Search the material for the word "TRUEFRENCH" and copy each line that holds it.

=== Begin Enclosure ===

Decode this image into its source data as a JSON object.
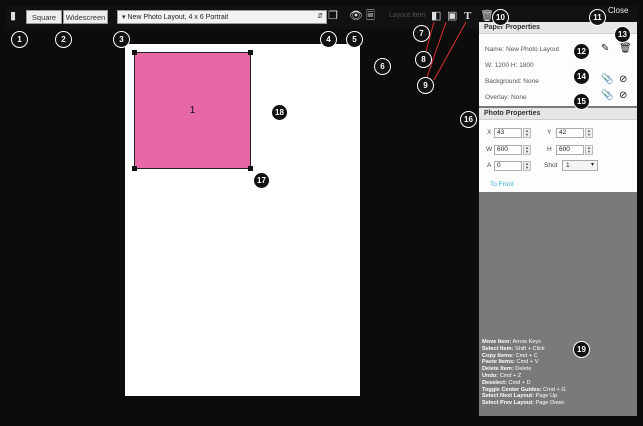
{
  "toolbar": {
    "square_label": "Square",
    "widescreen_label": "Widescreen",
    "layout_select_value": "New Photo Layout, 4 x 6 Portrait",
    "layout_name_label": "Layout Item",
    "close_label": "Close"
  },
  "canvas": {
    "photo_number": "1"
  },
  "paper_properties": {
    "title": "Paper Properties",
    "name": "Name: New Photo Layout",
    "size": "W: 1200 H: 1800",
    "background": "Background: None",
    "overlay": "Overlay: None"
  },
  "photo_properties": {
    "title": "Photo Properties",
    "x_label": "X",
    "x_value": "43",
    "y_label": "Y",
    "y_value": "42",
    "w_label": "W",
    "w_value": "600",
    "h_label": "H",
    "h_value": "600",
    "a_label": "A",
    "a_value": "0",
    "shot_label": "Shot",
    "shot_value": "1",
    "to_front_label": "To Front"
  },
  "shortcuts": [
    {
      "key": "Move Item:",
      "value": " Arrow Keys"
    },
    {
      "key": "Select Item:",
      "value": " Shift + Click"
    },
    {
      "key": "Copy Items:",
      "value": " Cmd + C"
    },
    {
      "key": "Paste Items:",
      "value": " Cmd + V"
    },
    {
      "key": "Delete Item:",
      "value": " Delete"
    },
    {
      "key": "Undo:",
      "value": " Cmd + Z"
    },
    {
      "key": "Deselect:",
      "value": " Cmd + D"
    },
    {
      "key": "Toggle Center Guides:",
      "value": " Cmd + G"
    },
    {
      "key": "Select Next Layout:",
      "value": " Page Up"
    },
    {
      "key": "Select Prev Layout:",
      "value": " Page Down"
    }
  ],
  "callouts": [
    "1",
    "2",
    "3",
    "4",
    "5",
    "6",
    "7",
    "8",
    "9",
    "10",
    "11",
    "12",
    "13",
    "14",
    "15",
    "16",
    "17",
    "18",
    "19"
  ],
  "colors": {
    "photo_fill": "#e868a5",
    "accent_link": "#39b4e0",
    "arrow_red": "#d9302c"
  }
}
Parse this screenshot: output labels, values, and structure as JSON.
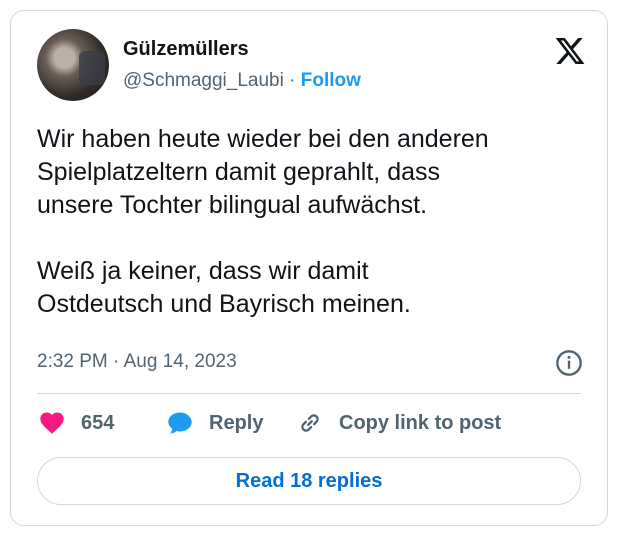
{
  "author": {
    "display_name": "Gülzemüllers",
    "handle": "@Schmaggi_Laubi",
    "separator": "·",
    "follow_label": "Follow"
  },
  "tweet": {
    "paragraphs": [
      [
        "Wir haben heute wieder bei den anderen",
        "Spielplatzeltern damit geprahlt, dass",
        "unsere Tochter bilingual aufwächst."
      ],
      [
        "Weiß ja keiner, dass wir damit",
        "Ostdeutsch und Bayrisch meinen."
      ]
    ],
    "timestamp": "2:32 PM · Aug 14, 2023"
  },
  "actions": {
    "like_count": "654",
    "reply_label": "Reply",
    "copy_label": "Copy link to post"
  },
  "read_replies_label": "Read 18 replies",
  "colors": {
    "accent": "#1d9bf0",
    "heart": "#f91880",
    "link": "#006fd6",
    "muted": "#536471",
    "border": "#cfd9de"
  },
  "icons": [
    "x-logo-icon",
    "info-icon",
    "heart-icon",
    "reply-bubble-icon",
    "link-icon"
  ]
}
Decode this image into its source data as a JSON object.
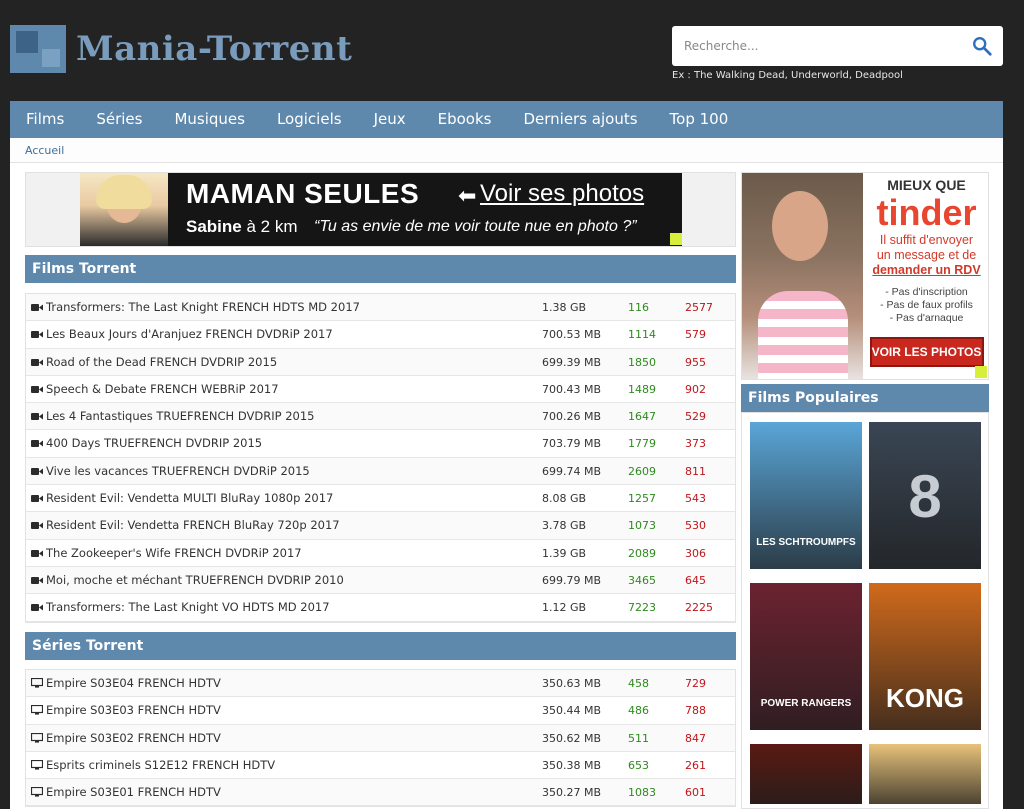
{
  "site": {
    "logo_text": "Mania-Torrent",
    "search_placeholder": "Recherche...",
    "search_hint": "Ex : The Walking Dead, Underworld, Deadpool"
  },
  "nav": {
    "items": [
      "Films",
      "Séries",
      "Musiques",
      "Logiciels",
      "Jeux",
      "Ebooks",
      "Derniers ajouts",
      "Top 100"
    ]
  },
  "breadcrumb": {
    "home": "Accueil"
  },
  "banner": {
    "title": "MAMAN SEULES",
    "cta": "Voir ses photos",
    "name": "Sabine",
    "distance": " à 2 km",
    "quote": "“Tu as envie de me voir toute  nue en photo ?”"
  },
  "films_section": {
    "title": "Films Torrent",
    "rows": [
      {
        "name": "Transformers: The Last Knight FRENCH HDTS MD 2017",
        "size": "1.38 GB",
        "seeds": "116",
        "leech": "2577"
      },
      {
        "name": "Les Beaux Jours d'Aranjuez FRENCH DVDRiP 2017",
        "size": "700.53 MB",
        "seeds": "1114",
        "leech": "579"
      },
      {
        "name": "Road of the Dead FRENCH DVDRIP 2015",
        "size": "699.39 MB",
        "seeds": "1850",
        "leech": "955"
      },
      {
        "name": "Speech & Debate FRENCH WEBRiP 2017",
        "size": "700.43 MB",
        "seeds": "1489",
        "leech": "902"
      },
      {
        "name": "Les 4 Fantastiques TRUEFRENCH DVDRIP 2015",
        "size": "700.26 MB",
        "seeds": "1647",
        "leech": "529"
      },
      {
        "name": "400 Days TRUEFRENCH DVDRIP 2015",
        "size": "703.79 MB",
        "seeds": "1779",
        "leech": "373"
      },
      {
        "name": "Vive les vacances TRUEFRENCH DVDRiP 2015",
        "size": "699.74 MB",
        "seeds": "2609",
        "leech": "811"
      },
      {
        "name": "Resident Evil: Vendetta MULTI BluRay 1080p 2017",
        "size": "8.08 GB",
        "seeds": "1257",
        "leech": "543"
      },
      {
        "name": "Resident Evil: Vendetta FRENCH BluRay 720p 2017",
        "size": "3.78 GB",
        "seeds": "1073",
        "leech": "530"
      },
      {
        "name": "The Zookeeper's Wife FRENCH DVDRiP 2017",
        "size": "1.39 GB",
        "seeds": "2089",
        "leech": "306"
      },
      {
        "name": "Moi, moche et méchant TRUEFRENCH DVDRIP 2010",
        "size": "699.79 MB",
        "seeds": "3465",
        "leech": "645"
      },
      {
        "name": "Transformers: The Last Knight VO HDTS MD 2017",
        "size": "1.12 GB",
        "seeds": "7223",
        "leech": "2225"
      }
    ]
  },
  "series_section": {
    "title": "Séries Torrent",
    "rows": [
      {
        "name": "Empire S03E04 FRENCH HDTV",
        "size": "350.63 MB",
        "seeds": "458",
        "leech": "729"
      },
      {
        "name": "Empire S03E03 FRENCH HDTV",
        "size": "350.44 MB",
        "seeds": "486",
        "leech": "788"
      },
      {
        "name": "Empire S03E02 FRENCH HDTV",
        "size": "350.62 MB",
        "seeds": "511",
        "leech": "847"
      },
      {
        "name": "Esprits criminels S12E12 FRENCH HDTV",
        "size": "350.38 MB",
        "seeds": "653",
        "leech": "261"
      },
      {
        "name": "Empire S03E01 FRENCH HDTV",
        "size": "350.27 MB",
        "seeds": "1083",
        "leech": "601"
      }
    ]
  },
  "side_ad": {
    "kicker": "MIEUX QUE",
    "brand": "tinder",
    "line1": "Il suffit d'envoyer",
    "line2": "un message et de",
    "line3": "demander un RDV",
    "bullet1": "- Pas d'inscription",
    "bullet2": "- Pas de faux profils",
    "bullet3": "- Pas d'arnaque",
    "button": "VOIR LES PHOTOS"
  },
  "popular": {
    "title": "Films Populaires",
    "posters": [
      {
        "title": "LES SCHTROUMPFS",
        "color": "#5aa6d8"
      },
      {
        "title": "8",
        "color": "#3a4654"
      },
      {
        "title": "POWER RANGERS",
        "color": "#6c2230"
      },
      {
        "title": "KONG",
        "color": "#d06a1c"
      },
      {
        "title": "",
        "color": "#5a1a12"
      },
      {
        "title": "",
        "color": "#e7c27a"
      }
    ]
  }
}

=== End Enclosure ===

# [WRITTEN ANSWER]
        "name": "Les 4 Fantastiques TRUEFRENCH DVDRIP 2015",
        "name": "400 Days TRUEFRENCH DVDRIP 2015",
        "name": "Vive les vacances TRUEFRENCH DVDRiP 2015",
        "name": "Moi, moche et méchant TRUEFRENCH DVDRIP 2010",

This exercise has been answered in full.